It turned out that Pied Wagtails were the main birds around Plain Farm. The wind seemed to keep everything within the hedges, usually there would be birds on the wire but they were all empty. A Kestrel flew past, and hovered in the middle of the field, then banked away and out of sight.
I walked to the end of the lane, and then out towards Charlwood. There was nothing of any interest along Charlwood, so I took the bridleway in the hope of finding something in the hedges but I couldn't find a thing. I came out onto Lye Way, and as I past the Bramble bushes I was amazed to see a butterfly fly past me. It settled on the Bramble leaves and I could identify it as a Comma.
As I said the other week a Comma in November was not unusual, but I didn't expect to find one with the temperature about 3 or 4 degrees and the windchill taking it below freezing.
At the sheep paddocks a Fieldfare flew across the road in front of me, and settled in the field. I walked closer and it didn't seem to bothered.
It was concentrating on searching the grass so I edged closer.
They really are impressive looking birds, again they probably are over looked because they do appear in such large numbers.
I headed back down the footpath towards Swelling Hill. Woodpigeons flew over, and Crows and Rooks were in the field, but that was it. Looking West I could see an awful long way, being able to make out the Science Centre just out side Winchester, and the copse around Cheesefoot Head.
The wind seemed to have dropped so I decided to walk through Old Down, but as soon as I entered the wood it picked up again, I did though manage to see and hear a pair of distant Marsh Tits and there were also a few Goldfinches about in the Larches, but that was it.
I walked through the wood, and then down Brislands towards home. As I approached the house I could see a Rook mobbing something, it turned out to be a Sparrowhawk above my house.
It is always nice to get four raptors in the day, this Sparrowhawk probably the bird that terrorises the birds on my feeders.

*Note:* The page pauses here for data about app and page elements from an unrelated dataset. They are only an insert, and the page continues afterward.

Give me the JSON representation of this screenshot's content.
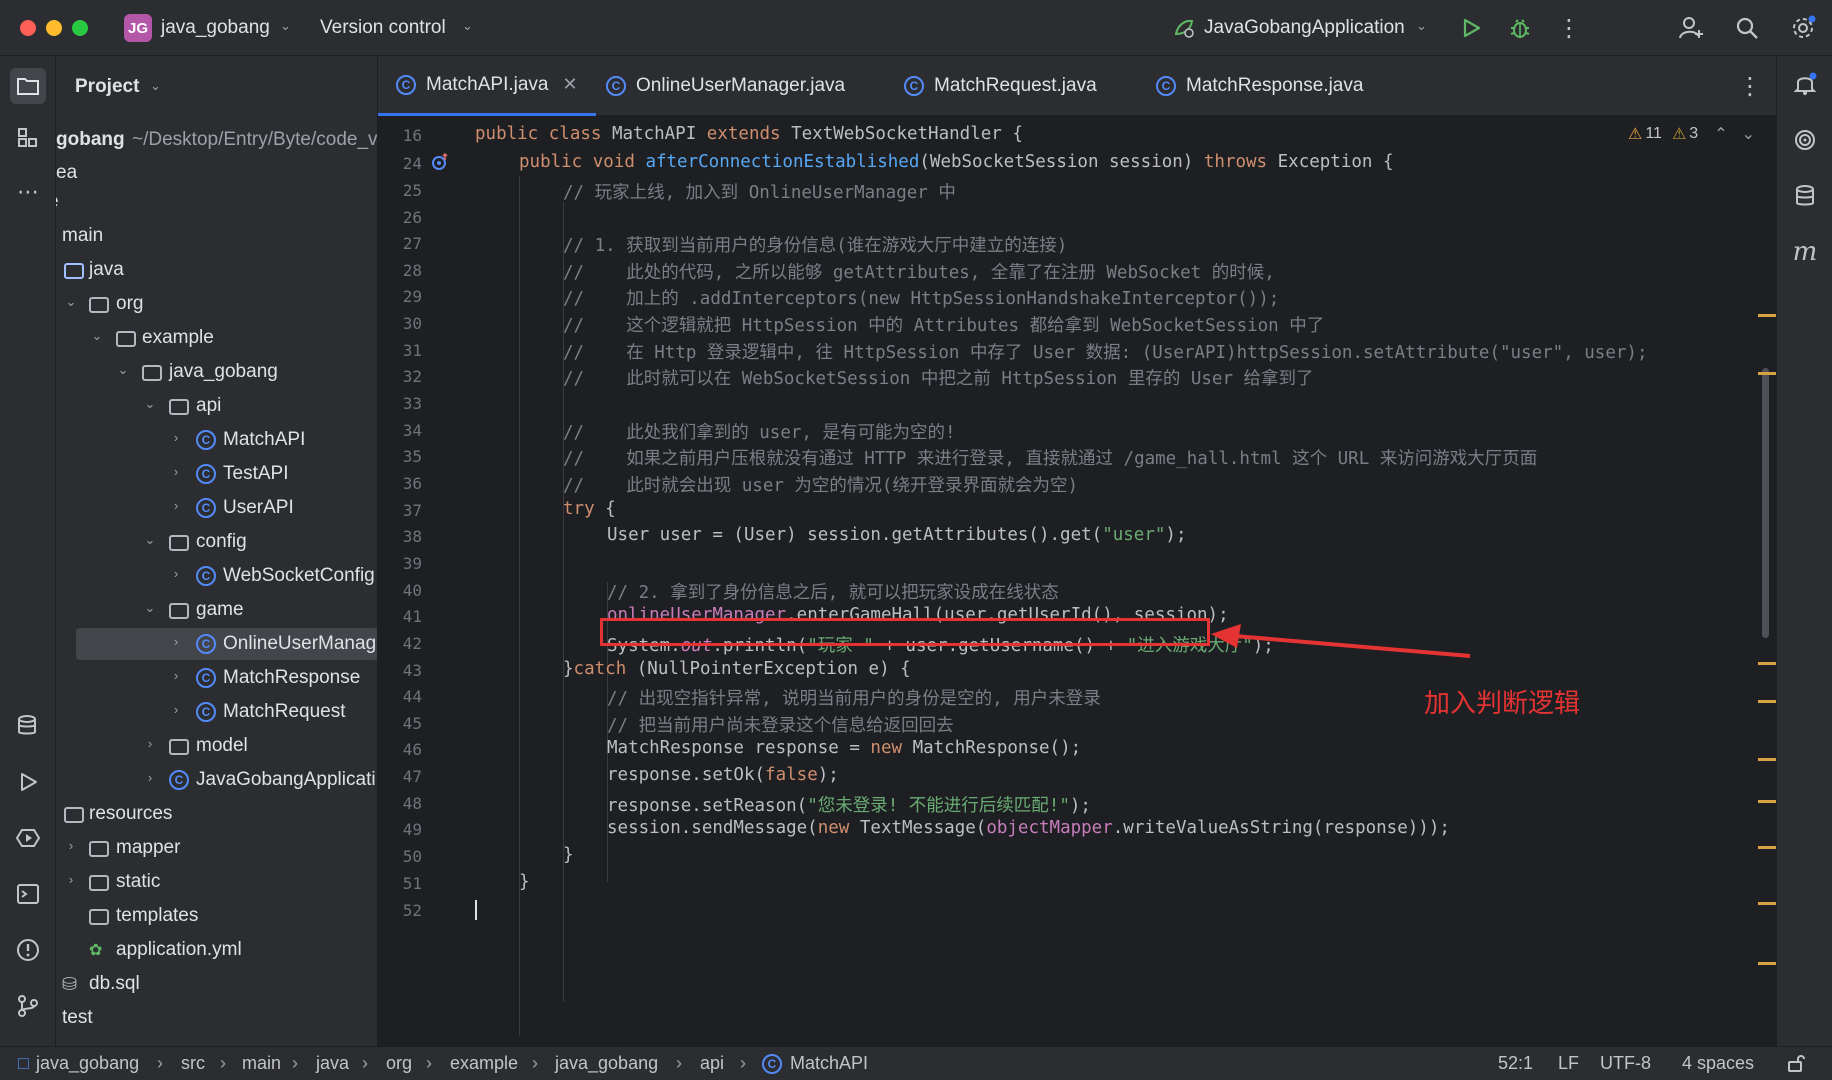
{
  "titlebar": {
    "project_badge": "JG",
    "project_name": "java_gobang",
    "vcs": "Version control",
    "run_config": "JavaGobangApplication"
  },
  "project_panel": {
    "title": "Project",
    "root": {
      "name": "gobang",
      "path": "~/Desktop/Entry/Byte/code_v"
    },
    "rows": [
      {
        "label": "ea"
      },
      {
        "label": "e"
      },
      {
        "label": "main"
      },
      {
        "label": "java"
      },
      {
        "label": "org"
      },
      {
        "label": "example"
      },
      {
        "label": "java_gobang"
      },
      {
        "label": "api"
      },
      {
        "label": "MatchAPI"
      },
      {
        "label": "TestAPI"
      },
      {
        "label": "UserAPI"
      },
      {
        "label": "config"
      },
      {
        "label": "WebSocketConfig"
      },
      {
        "label": "game"
      },
      {
        "label": "OnlineUserManag"
      },
      {
        "label": "MatchResponse"
      },
      {
        "label": "MatchRequest"
      },
      {
        "label": "model"
      },
      {
        "label": "JavaGobangApplicati"
      },
      {
        "label": "resources"
      },
      {
        "label": "mapper"
      },
      {
        "label": "static"
      },
      {
        "label": "templates"
      },
      {
        "label": "application.yml"
      },
      {
        "label": "db.sql"
      },
      {
        "label": "test"
      }
    ]
  },
  "tabs": [
    {
      "label": "MatchAPI.java",
      "active": true
    },
    {
      "label": "OnlineUserManager.java"
    },
    {
      "label": "MatchRequest.java"
    },
    {
      "label": "MatchResponse.java"
    }
  ],
  "editor": {
    "warnings": "11",
    "weak_warnings": "3",
    "line_numbers": [
      "16",
      "24",
      "25",
      "26",
      "27",
      "28",
      "29",
      "30",
      "31",
      "32",
      "33",
      "34",
      "35",
      "36",
      "37",
      "38",
      "39",
      "40",
      "41",
      "42",
      "43",
      "44",
      "45",
      "46",
      "47",
      "48",
      "49",
      "50",
      "51",
      "52"
    ],
    "code": {
      "l16": {
        "a": "public class ",
        "b": "MatchAPI ",
        "c": "extends ",
        "d": "TextWebSocketHandler {"
      },
      "l24": {
        "a": "public void ",
        "b": "afterConnectionEstablished",
        "c": "(WebSocketSession session) ",
        "d": "throws ",
        "e": "Exception {"
      },
      "l25": "// 玩家上线, 加入到 OnlineUserManager 中",
      "l27": "// 1. 获取到当前用户的身份信息(谁在游戏大厅中建立的连接)",
      "l28": "//    此处的代码, 之所以能够 getAttributes, 全靠了在注册 WebSocket 的时候,",
      "l29": "//    加上的 .addInterceptors(new HttpSessionHandshakeInterceptor());",
      "l30": "//    这个逻辑就把 HttpSession 中的 Attributes 都给拿到 WebSocketSession 中了",
      "l31": "//    在 Http 登录逻辑中, 往 HttpSession 中存了 User 数据: (UserAPI)httpSession.setAttribute(\"user\", user);",
      "l32": "//    此时就可以在 WebSocketSession 中把之前 HttpSession 里存的 User 给拿到了",
      "l34": "//    此处我们拿到的 user, 是有可能为空的!",
      "l35": "//    如果之前用户压根就没有通过 HTTP 来进行登录, 直接就通过 /game_hall.html 这个 URL 来访问游戏大厅页面",
      "l36": "//    此时就会出现 user 为空的情况(绕开登录界面就会为空)",
      "l37": {
        "a": "try",
        "b": " {"
      },
      "l38": {
        "a": "User user = (User) session.getAttributes().get(",
        "b": "\"user\"",
        "c": ");"
      },
      "l40": "// 2. 拿到了身份信息之后, 就可以把玩家设成在线状态",
      "l41": {
        "a": "onlineUserManager",
        "b": ".enterGameHall(user.getUserId(), session);"
      },
      "l42": {
        "a": "System.",
        "b": "out",
        "c": ".println(",
        "d": "\"玩家 \"",
        "e": " + user.getUsername() + ",
        "f": "\"进入游戏大厅\"",
        "g": ");"
      },
      "l43": {
        "a": "}",
        "b": "catch",
        "c": " (NullPointerException e) {"
      },
      "l44": "// 出现空指针异常, 说明当前用户的身份是空的, 用户未登录",
      "l45": "// 把当前用户尚未登录这个信息给返回回去",
      "l46": {
        "a": "MatchResponse response = ",
        "b": "new ",
        "c": "MatchResponse();"
      },
      "l47": {
        "a": "response.setOk(",
        "b": "false",
        "c": ");"
      },
      "l48": {
        "a": "response.setReason(",
        "b": "\"您未登录! 不能进行后续匹配!\"",
        "c": ");"
      },
      "l49": {
        "a": "session.sendMessage(",
        "b": "new ",
        "c": "TextMessage(",
        "d": "objectMapper",
        "e": ".writeValueAsString(response)));"
      },
      "l50": "}",
      "l51": "}"
    }
  },
  "annotation": {
    "text": "加入判断逻辑",
    "color": "#e53333"
  },
  "statusbar": {
    "breadcrumb": [
      "java_gobang",
      "src",
      "main",
      "java",
      "org",
      "example",
      "java_gobang",
      "api",
      "MatchAPI"
    ],
    "position": "52:1",
    "line_sep": "LF",
    "encoding": "UTF-8",
    "indent": "4 spaces"
  }
}
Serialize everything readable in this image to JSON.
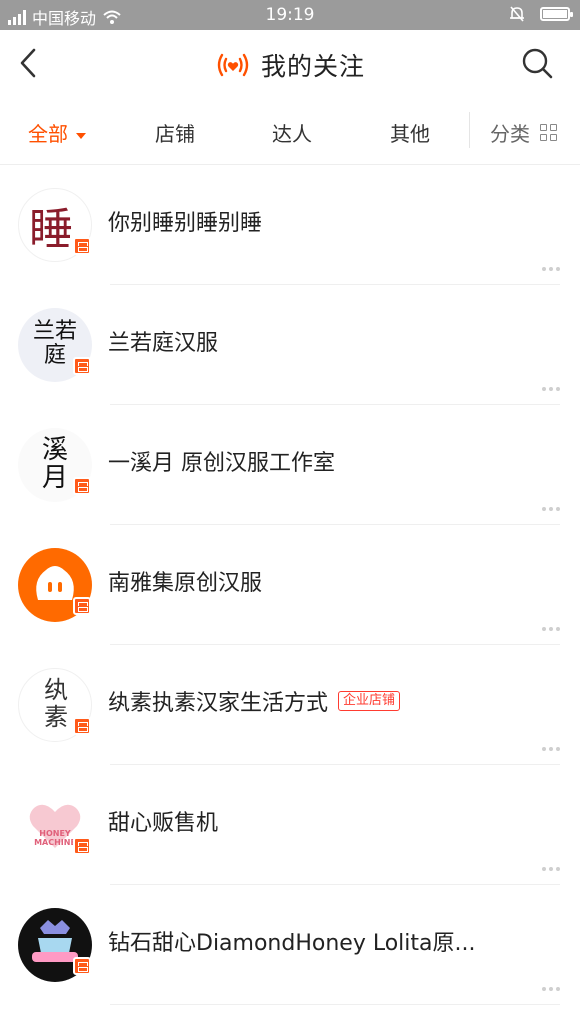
{
  "status_bar": {
    "carrier": "中国移动",
    "time": "19:19"
  },
  "header": {
    "title": "我的关注"
  },
  "tabs": {
    "all": "全部",
    "shops": "店铺",
    "influencers": "达人",
    "others": "其他",
    "category": "分类"
  },
  "follows": [
    {
      "name": "你别睡别睡别睡",
      "avatar_text": "睡"
    },
    {
      "name": "兰若庭汉服",
      "avatar_text": "兰若庭"
    },
    {
      "name": "一溪月 原创汉服工作室",
      "avatar_text": "溪月"
    },
    {
      "name": "南雅集原创汉服"
    },
    {
      "name": "纨素执素汉家生活方式",
      "tag": "企业店铺",
      "avatar_text": "纨素"
    },
    {
      "name": "甜心贩售机",
      "avatar_text": "HONEY MACHINE"
    },
    {
      "name": "钻石甜心DiamondHoney Lolita原..."
    }
  ],
  "colors": {
    "accent": "#ff5000",
    "badge": "#ff5a1a",
    "enterprise_tag": "#ff3b30",
    "status_bar": "#9b9b9b"
  },
  "icons": [
    "back-arrow-icon",
    "live-broadcast-icon",
    "search-icon",
    "grid-icon",
    "shop-badge-icon",
    "more-dots-icon"
  ]
}
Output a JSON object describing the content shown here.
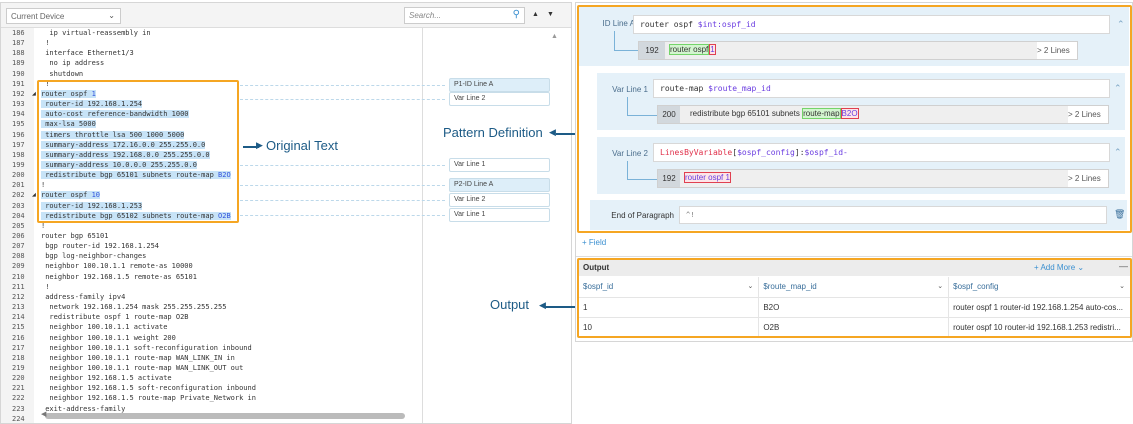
{
  "left": {
    "device_select": "Current Device",
    "search_placeholder": "Search...",
    "lines": [
      {
        "n": "186",
        "t": "  ip virtual-reassembly in"
      },
      {
        "n": "187",
        "t": " !"
      },
      {
        "n": "188",
        "t": " interface Ethernet1/3"
      },
      {
        "n": "189",
        "t": "  no ip address"
      },
      {
        "n": "190",
        "t": "  shutdown"
      },
      {
        "n": "191",
        "t": " !"
      },
      {
        "n": "192",
        "t": "router ospf ",
        "k": "1",
        "hl": true,
        "fold": true
      },
      {
        "n": "193",
        "t": " router-id 192.168.1.254",
        "hl": true
      },
      {
        "n": "194",
        "t": " auto-cost reference-bandwidth 1000",
        "hl": true
      },
      {
        "n": "195",
        "t": " max-lsa 5000",
        "hl": true
      },
      {
        "n": "196",
        "t": " timers throttle lsa 500 1000 5000",
        "hl": true
      },
      {
        "n": "197",
        "t": " summary-address 172.16.0.0 255.255.0.0",
        "hl": true
      },
      {
        "n": "198",
        "t": " summary-address 192.168.0.0 255.255.0.0",
        "hl": true
      },
      {
        "n": "199",
        "t": " summary-address 10.0.0.0 255.255.0.0",
        "hl": true
      },
      {
        "n": "200",
        "t": " redistribute bgp 65101 subnets route-map ",
        "k": "B2O",
        "hl": true
      },
      {
        "n": "201",
        "t": "!"
      },
      {
        "n": "202",
        "t": "router ospf ",
        "k": "10",
        "hl": true,
        "fold": true
      },
      {
        "n": "203",
        "t": " router-id 192.168.1.253",
        "hl": true
      },
      {
        "n": "204",
        "t": " redistribute bgp 65102 subnets route-map ",
        "k": "O2B",
        "hl": true
      },
      {
        "n": "205",
        "t": "!"
      },
      {
        "n": "206",
        "t": "router bgp 65101"
      },
      {
        "n": "207",
        "t": " bgp router-id 192.168.1.254"
      },
      {
        "n": "208",
        "t": " bgp log-neighbor-changes"
      },
      {
        "n": "209",
        "t": " neighbor 100.10.1.1 remote-as 10000"
      },
      {
        "n": "210",
        "t": " neighbor 192.168.1.5 remote-as 65101"
      },
      {
        "n": "211",
        "t": " !"
      },
      {
        "n": "212",
        "t": " address-family ipv4"
      },
      {
        "n": "213",
        "t": "  network 192.168.1.254 mask 255.255.255.255"
      },
      {
        "n": "214",
        "t": "  redistribute ospf 1 route-map O2B"
      },
      {
        "n": "215",
        "t": "  neighbor 100.10.1.1 activate"
      },
      {
        "n": "216",
        "t": "  neighbor 100.10.1.1 weight 200"
      },
      {
        "n": "217",
        "t": "  neighbor 100.10.1.1 soft-reconfiguration inbound"
      },
      {
        "n": "218",
        "t": "  neighbor 100.10.1.1 route-map WAN_LINK_IN in"
      },
      {
        "n": "219",
        "t": "  neighbor 100.10.1.1 route-map WAN_LINK_OUT out"
      },
      {
        "n": "220",
        "t": "  neighbor 192.168.1.5 activate"
      },
      {
        "n": "221",
        "t": "  neighbor 192.168.1.5 soft-reconfiguration inbound"
      },
      {
        "n": "222",
        "t": "  neighbor 192.168.1.5 route-map Private_Network in"
      },
      {
        "n": "223",
        "t": " exit-address-family"
      },
      {
        "n": "224",
        "t": ""
      }
    ],
    "markers": [
      "P1-ID Line A",
      "Var Line 2",
      "Var Line 1",
      "P2-ID Line A",
      "Var Line 2",
      "Var Line 1"
    ]
  },
  "callouts": {
    "original": "Original Text",
    "pattern": "Pattern Definition",
    "output": "Output"
  },
  "pattern": {
    "id_line": {
      "label": "ID Line A",
      "p1": "router ospf ",
      "v1": "$int:ospf_id",
      "num": "192",
      "m1": "router ospf",
      "m2": "1",
      "more": "> 2 Lines"
    },
    "var1": {
      "label": "Var Line 1",
      "p1": "route-map ",
      "v1": "$route_map_id",
      "num": "200",
      "pre": "redistribute bgp 65101 subnets ",
      "m1": "route-map",
      "m2": "B2O",
      "more": "> 2 Lines"
    },
    "var2": {
      "label": "Var Line 2",
      "fn": "LinesByVariable",
      "b1": "[",
      "v1": "$ospf_config",
      "b2": "]:",
      "v2": "$ospf_id-",
      "num": "192",
      "m1": "router ospf 1",
      "more": "> 2 Lines"
    },
    "eop": {
      "label": "End of Paragraph",
      "value": "^!"
    },
    "add_field": "+ Field"
  },
  "output": {
    "title": "Output",
    "add_more": "+ Add More",
    "columns": [
      "$ospf_id",
      "$route_map_id",
      "$ospf_config"
    ],
    "rows": [
      [
        "1",
        "B2O",
        "router ospf 1 router-id 192.168.1.254 auto-cos..."
      ],
      [
        "10",
        "O2B",
        "router ospf 10 router-id 192.168.1.253 redistri..."
      ]
    ]
  },
  "colors": {
    "highlight": "#f5a623",
    "accent": "#1d5b86"
  }
}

It has been a long while since I have walked as far around the patch, and today was probably not as productive as other times I have put in the miles. But there were two year ticks today, and some lovely views of a stunning Fieldfare. The wind played a large part in restricting any further sightings, with many birds keeping out of it and bedding down in the hedgerows. Still it was nice to get out in the fresh air, and to experience a temperature that was more in keeping with the time of year.
When the wind blows like that though it does make it very difficult.